American folk duo The Grahams have spent much of their lives exploring music together. Their first song-crafting expedition, along the Mississippi's Great River Road, became their 2013 debut, Riverman's Daughter. For its follow-up, Glory Bound, they rode the rails - and wound up recording not only a studio album, but a documentary and live album on the move and in venues from Sun Studio to Amtrak's famed City of New Orleans train.
Their new long-player was helmed by Grammy nominated producer Wes Sharon (John Fullbright, Parker Millsap) at his 115 Recording studio in Norman, Okla., and was released on May 19. Recording in Oklahoma holds special significance for a couple raised as Dylan-loving New York City suburban kids who spent weekends strumming campfire songs in the Adirondacks. Like many Dylan fans, they traced their way back to his greatest inspiration.

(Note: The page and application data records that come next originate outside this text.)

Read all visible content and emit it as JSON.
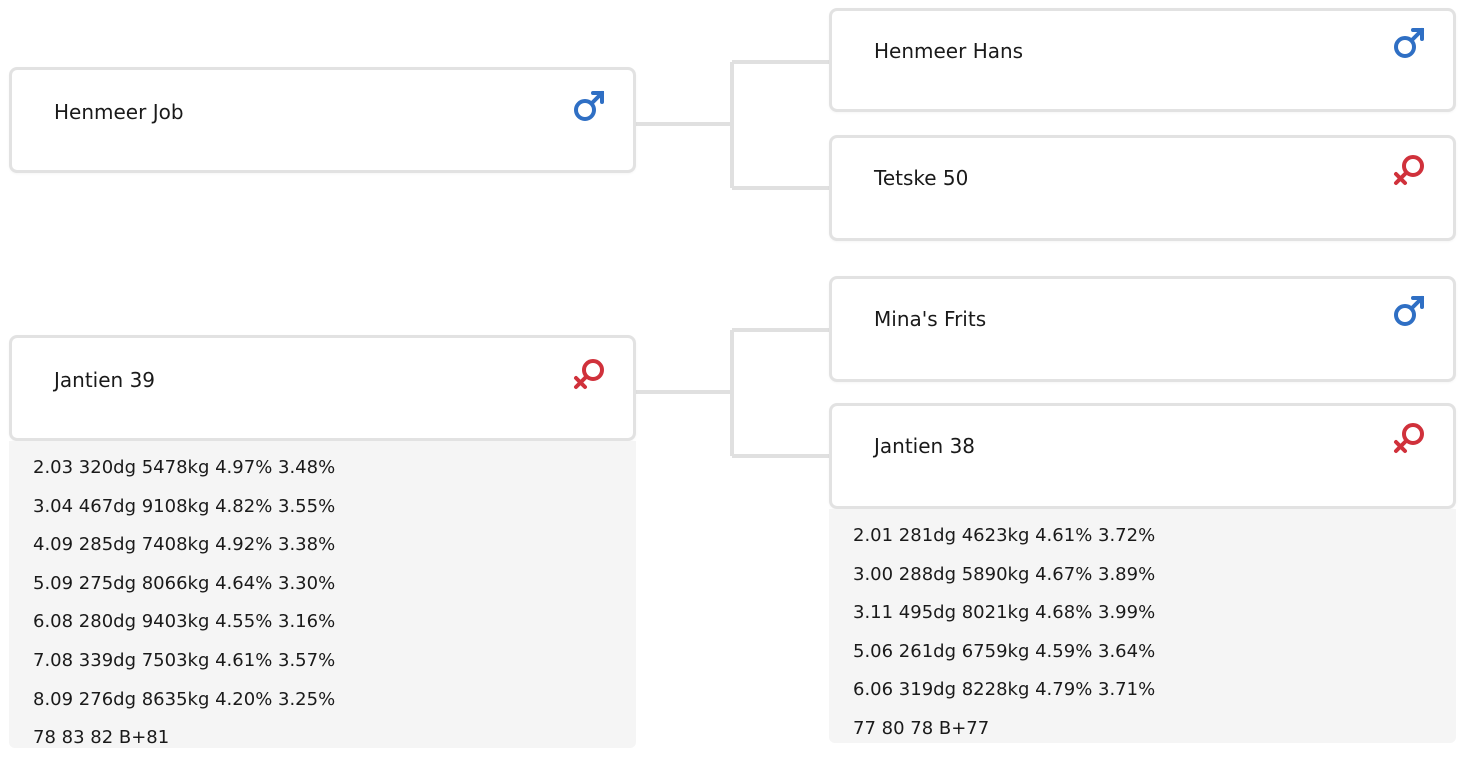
{
  "colors": {
    "male": "#2f6fc4",
    "female": "#d0313b",
    "card_border": "#e2e2e2",
    "connector": "#e0e0e0",
    "stats_bg": "#f5f5f5"
  },
  "animals": {
    "sire": {
      "name": "Henmeer Job",
      "sex": "male",
      "icon": "male-icon"
    },
    "dam": {
      "name": "Jantien 39",
      "sex": "female",
      "icon": "female-icon",
      "stats": [
        "2.03 320dg 5478kg 4.97% 3.48%",
        "3.04 467dg 9108kg 4.82% 3.55%",
        "4.09 285dg 7408kg 4.92% 3.38%",
        "5.09 275dg 8066kg 4.64% 3.30%",
        "6.08 280dg 9403kg 4.55% 3.16%",
        "7.08 339dg 7503kg 4.61% 3.57%",
        "8.09 276dg 8635kg 4.20% 3.25%",
        "78 83 82 B+81"
      ]
    },
    "sire_sire": {
      "name": "Henmeer Hans",
      "sex": "male",
      "icon": "male-icon"
    },
    "sire_dam": {
      "name": "Tetske 50",
      "sex": "female",
      "icon": "female-icon"
    },
    "dam_sire": {
      "name": "Mina's Frits",
      "sex": "male",
      "icon": "male-icon"
    },
    "dam_dam": {
      "name": "Jantien 38",
      "sex": "female",
      "icon": "female-icon",
      "stats": [
        "2.01 281dg 4623kg 4.61% 3.72%",
        "3.00 288dg 5890kg 4.67% 3.89%",
        "3.11 495dg 8021kg 4.68% 3.99%",
        "5.06 261dg 6759kg 4.59% 3.64%",
        "6.06 319dg 8228kg 4.79% 3.71%",
        "77 80 78 B+77"
      ]
    }
  }
}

The Grahams' songs for these projects, often co-written with collaborator-since-childhood Bryan McCann, capture the rhythms and energies of that transport system and the momentum of its time, While offering the listener a big range and a storyteller's delivery.

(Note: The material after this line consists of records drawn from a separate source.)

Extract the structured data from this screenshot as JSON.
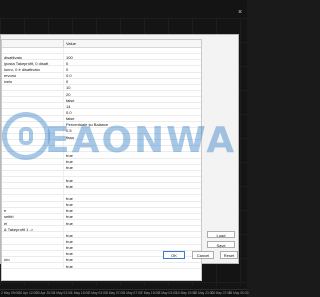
{
  "grid": {
    "header_variable": "",
    "header_value": "Value",
    "rows": [
      {
        "variable": "",
        "value": ""
      },
      {
        "variable": "disattivato",
        "value": "100"
      },
      {
        "variable": "iposta Takeprofit, 0 disatt",
        "value": "0"
      },
      {
        "variable": "lunro, 0 è disattivato",
        "value": "0"
      },
      {
        "variable": "ervono",
        "value": "0.0"
      },
      {
        "variable": "ivelo",
        "value": "0"
      },
      {
        "variable": "",
        "value": "10"
      },
      {
        "variable": "",
        "value": "20"
      },
      {
        "variable": "",
        "value": "false"
      },
      {
        "variable": "",
        "value": "14"
      },
      {
        "variable": "",
        "value": "0.0"
      },
      {
        "variable": "",
        "value": "false"
      },
      {
        "variable": "",
        "value": "Percentuale su Balance"
      },
      {
        "variable": "",
        "value": "0.5"
      },
      {
        "variable": "",
        "value": "fisso"
      },
      {
        "variable": "",
        "value": ""
      },
      {
        "variable": "",
        "value": ""
      },
      {
        "variable": "",
        "value": "true"
      },
      {
        "variable": "",
        "value": "true"
      },
      {
        "variable": "",
        "value": "true"
      },
      {
        "variable": "",
        "value": ""
      },
      {
        "variable": "",
        "value": "true"
      },
      {
        "variable": "",
        "value": "true"
      },
      {
        "variable": "",
        "value": ""
      },
      {
        "variable": "",
        "value": "true"
      },
      {
        "variable": "",
        "value": "true"
      },
      {
        "variable": "e",
        "value": "true"
      },
      {
        "variable": "settiri",
        "value": "true"
      },
      {
        "variable": "el",
        "value": "true"
      },
      {
        "variable": "& Takeprofit 1 ->",
        "value": ""
      },
      {
        "variable": "",
        "value": "true"
      },
      {
        "variable": "",
        "value": "true"
      },
      {
        "variable": "",
        "value": "true"
      },
      {
        "variable": "",
        "value": "true"
      },
      {
        "variable": "uto",
        "value": "true"
      },
      {
        "variable": "",
        "value": "true"
      }
    ]
  },
  "buttons": {
    "load": "Load",
    "save": "Save",
    "ok": "OK",
    "cancel": "Cancel",
    "reset": "Reset"
  },
  "watermark": "EAONWA",
  "time_axis": [
    "2 May 09:00",
    "30 Apr 12:00",
    "30 Apr 20:00",
    "1 May 03:00",
    "1 May 15:00",
    "2 May 03:00",
    "3 May 07:00",
    "4 May 07:00",
    "7 May 19:00",
    "8 May 03:00",
    "10 May 19:00",
    "12 May 23:00",
    "13 May 07:00",
    "15 May 00:00"
  ],
  "colors": {
    "accent": "#3b7ad4",
    "chart_background": "#141414",
    "dialog_background": "#f3f3f3"
  }
}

That's another element of these collections that distinguishes them from mere historical repetition. "We're still our own artists; we're still living in the modern era," Doug explains. "We say in the film, and it's really true, we're not trying to re-create anything, we're trying to let the echoes ring in our ears."
"Even when we were in the studio with Wes, doing this very traditional kind of recording, a few local musicians stopped by and we were like, 'Hey, we've got these people here we've never met before who sing and play music. Let's do something together right now,'" Doug recalls.
"For us, making music is sort of whimsical," Alyssa notes. "We're not precious about anything."